Mentions: Electron micrographs (Fig. 3) landed us further support on the understanding that the re-growth strategy is effective in re-organizing haematite surfaces. Small (∼70 nm), random structures were most prominent for sdH; the orderliness of the structures was clearly improved after the second regrowth treatment (rgH II). Further regrowth (rgH III), nevertheless, resulted in overgrowth that affects the PEC performance negatively (Supplementary Fig. 2). The PEC behaviours are well corroborated with the changes in the LO peak intensities (Fig. 2b) and increased (104) peak intensities (Fig. 2a).


Enabling unassisted solar water splitting by iron oxide and silicon.

Jang JW, Du C, Ye Y, Lin Y, Yao X, Thorne J, Liu E, McMahon G, Zhu J, Javey A, Guo J, Wang D - Nat Commun (2015)

Morphology evolution of haematite as a result of the re-growth treatments.Scanning electron micrographs image of (a) sdH, (b) rgH I, (c) rgH II and (d) rgH III; scale bars, 100 nm. Magnified views of selected areas in the main frames are presented in the insets. Transmission electron micrographs of focused ion beam prepared cross-sectional samples of (e) sdH, (f) rgH I, (g) rgH II and (h) rgH III, scale bars, 500 nm.
© Copyright Policy - open-access
Related In: Results  -  Collection

License
Show All Figures
getmorefigures.php?uid=PMC4490416&req=5

f3: Morphology evolution of haematite as a result of the re-growth treatments.Scanning electron micrographs image of (a) sdH, (b) rgH I, (c) rgH II and (d) rgH III; scale bars, 100 nm. Magnified views of selected areas in the main frames are presented in the insets. Transmission electron micrographs of focused ion beam prepared cross-sectional samples of (e) sdH, (f) rgH I, (g) rgH II and (h) rgH III, scale bars, 500 nm.
Mentions: Electron micrographs (Fig. 3) landed us further support on the understanding that the re-growth strategy is effective in re-organizing haematite surfaces. Small (∼70 nm), random structures were most prominent for sdH; the orderliness of the structures was clearly improved after the second regrowth treatment (rgH II). Further regrowth (rgH III), nevertheless, resulted in overgrowth that affects the PEC performance negatively (Supplementary Fig. 2). The PEC behaviours are well corroborated with the changes in the LO peak intensities (Fig. 2b) and increased (104) peak intensities (Fig. 2a).

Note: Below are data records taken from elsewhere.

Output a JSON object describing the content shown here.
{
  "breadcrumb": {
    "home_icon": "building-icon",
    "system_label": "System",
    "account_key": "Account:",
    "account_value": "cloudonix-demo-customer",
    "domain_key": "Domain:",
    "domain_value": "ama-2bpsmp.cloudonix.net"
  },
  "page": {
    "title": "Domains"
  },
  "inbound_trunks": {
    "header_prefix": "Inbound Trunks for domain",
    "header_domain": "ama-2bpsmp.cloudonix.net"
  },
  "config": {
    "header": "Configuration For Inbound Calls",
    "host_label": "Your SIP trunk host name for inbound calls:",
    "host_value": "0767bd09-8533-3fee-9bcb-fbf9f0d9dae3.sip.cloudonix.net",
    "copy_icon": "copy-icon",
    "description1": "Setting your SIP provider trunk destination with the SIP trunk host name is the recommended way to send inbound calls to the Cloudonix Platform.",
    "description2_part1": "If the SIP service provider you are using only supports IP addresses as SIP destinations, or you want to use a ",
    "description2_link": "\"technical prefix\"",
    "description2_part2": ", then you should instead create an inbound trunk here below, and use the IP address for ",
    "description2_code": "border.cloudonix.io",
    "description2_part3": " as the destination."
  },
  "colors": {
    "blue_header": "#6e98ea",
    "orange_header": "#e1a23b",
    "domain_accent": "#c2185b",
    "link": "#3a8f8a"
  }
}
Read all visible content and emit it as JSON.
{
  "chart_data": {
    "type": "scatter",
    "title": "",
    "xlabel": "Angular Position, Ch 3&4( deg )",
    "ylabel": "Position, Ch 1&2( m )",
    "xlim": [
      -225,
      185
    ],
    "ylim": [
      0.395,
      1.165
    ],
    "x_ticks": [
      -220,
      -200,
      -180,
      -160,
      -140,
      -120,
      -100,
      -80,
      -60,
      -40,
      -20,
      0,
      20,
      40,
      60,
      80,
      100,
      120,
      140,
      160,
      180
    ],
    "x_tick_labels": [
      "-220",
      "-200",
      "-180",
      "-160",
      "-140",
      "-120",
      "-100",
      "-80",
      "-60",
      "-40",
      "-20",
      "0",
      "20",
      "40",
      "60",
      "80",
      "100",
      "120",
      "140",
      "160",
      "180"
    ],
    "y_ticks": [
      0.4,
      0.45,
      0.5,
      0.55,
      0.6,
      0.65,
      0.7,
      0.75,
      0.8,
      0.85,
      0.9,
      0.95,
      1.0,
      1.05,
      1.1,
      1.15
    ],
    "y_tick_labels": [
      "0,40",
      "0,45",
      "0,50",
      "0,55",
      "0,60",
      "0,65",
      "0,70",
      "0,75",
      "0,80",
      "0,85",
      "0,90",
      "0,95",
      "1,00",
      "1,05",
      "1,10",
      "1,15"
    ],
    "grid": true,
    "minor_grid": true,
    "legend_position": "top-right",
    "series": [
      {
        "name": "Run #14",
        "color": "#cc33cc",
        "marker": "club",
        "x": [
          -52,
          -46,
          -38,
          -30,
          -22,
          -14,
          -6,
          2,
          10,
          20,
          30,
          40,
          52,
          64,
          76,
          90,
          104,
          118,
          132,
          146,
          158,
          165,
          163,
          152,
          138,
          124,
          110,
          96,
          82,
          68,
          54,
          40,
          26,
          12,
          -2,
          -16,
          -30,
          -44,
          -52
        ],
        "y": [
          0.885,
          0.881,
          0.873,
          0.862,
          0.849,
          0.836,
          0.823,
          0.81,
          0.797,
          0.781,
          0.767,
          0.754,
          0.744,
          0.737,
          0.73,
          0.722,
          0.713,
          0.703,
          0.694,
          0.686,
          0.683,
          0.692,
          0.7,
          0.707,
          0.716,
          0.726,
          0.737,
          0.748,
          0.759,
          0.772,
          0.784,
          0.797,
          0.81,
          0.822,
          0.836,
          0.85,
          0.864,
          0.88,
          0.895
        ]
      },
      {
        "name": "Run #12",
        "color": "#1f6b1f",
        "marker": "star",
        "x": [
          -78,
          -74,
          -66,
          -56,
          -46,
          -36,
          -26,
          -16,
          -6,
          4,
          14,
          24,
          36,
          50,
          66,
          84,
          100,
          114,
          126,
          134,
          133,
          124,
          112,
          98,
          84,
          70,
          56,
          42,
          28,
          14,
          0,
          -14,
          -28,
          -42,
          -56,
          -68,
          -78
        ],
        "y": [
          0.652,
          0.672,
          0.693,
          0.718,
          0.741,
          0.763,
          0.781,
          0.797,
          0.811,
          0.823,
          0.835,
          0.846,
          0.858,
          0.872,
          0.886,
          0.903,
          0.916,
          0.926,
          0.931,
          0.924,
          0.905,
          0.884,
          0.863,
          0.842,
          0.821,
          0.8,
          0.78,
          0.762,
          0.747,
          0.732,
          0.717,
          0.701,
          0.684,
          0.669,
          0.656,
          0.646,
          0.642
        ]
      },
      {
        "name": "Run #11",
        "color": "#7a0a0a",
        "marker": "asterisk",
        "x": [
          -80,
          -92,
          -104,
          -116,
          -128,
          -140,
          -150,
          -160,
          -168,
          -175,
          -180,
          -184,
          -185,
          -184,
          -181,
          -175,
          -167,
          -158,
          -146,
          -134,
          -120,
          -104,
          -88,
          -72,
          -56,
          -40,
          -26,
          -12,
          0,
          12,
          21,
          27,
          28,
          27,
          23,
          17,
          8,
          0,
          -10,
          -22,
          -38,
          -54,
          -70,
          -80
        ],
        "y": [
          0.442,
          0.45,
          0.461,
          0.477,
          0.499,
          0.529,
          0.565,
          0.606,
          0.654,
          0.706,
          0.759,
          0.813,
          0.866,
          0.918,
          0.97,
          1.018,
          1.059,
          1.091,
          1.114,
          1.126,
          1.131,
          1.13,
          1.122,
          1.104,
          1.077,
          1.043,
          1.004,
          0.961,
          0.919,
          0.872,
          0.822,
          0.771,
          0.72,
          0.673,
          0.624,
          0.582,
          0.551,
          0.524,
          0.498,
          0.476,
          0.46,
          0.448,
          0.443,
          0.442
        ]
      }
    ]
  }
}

Bottom Line: Here we show that, by using the prototypical photoanode material of haematite as a study tool, structural disorders on or near the surfaces are important causes of the low photovoltages.We develop a facile re-growth strategy to reduce surface disorders and as a consequence, a turn-on voltage of 0.45 V (versus reversible hydrogen electrode) is achieved.This result permits us to construct a photoelectrochemical device with a haematite photoanode and Si photocathode to split water at an overall efficiency of 0.91%, with NiFeOx and TiO2/Pt overlayers, respectively.

View Article: PubMed Central - PubMed

Affiliation: Department of Chemistry, Merkert Chemistry Center, Boston College, 2609 Beacon St, Chestnut Hill, Massachusetts 02467, USA.

ABSTRACT
Photoelectrochemical (PEC) water splitting promises a solution to the problem of large-scale solar energy storage. However, its development has been impeded by the poor performance of photoanodes, particularly in their capability for photovoltage generation. Many examples employing photovoltaic modules to correct the deficiency for unassisted solar water splitting have been reported to-date. Here we show that, by using the prototypical photoanode material of haematite as a study tool, structural disorders on or near the surfaces are important causes of the low photovoltages. We develop a facile re-growth strategy to reduce surface disorders and as a consequence, a turn-on voltage of 0.45 V (versus reversible hydrogen electrode) is achieved. This result permits us to construct a photoelectrochemical device with a haematite photoanode and Si photocathode to split water at an overall efficiency of 0.91%, with NiFeOx and TiO2/Pt overlayers, respectively.

No MeSH data available.


Related in: MedlinePlus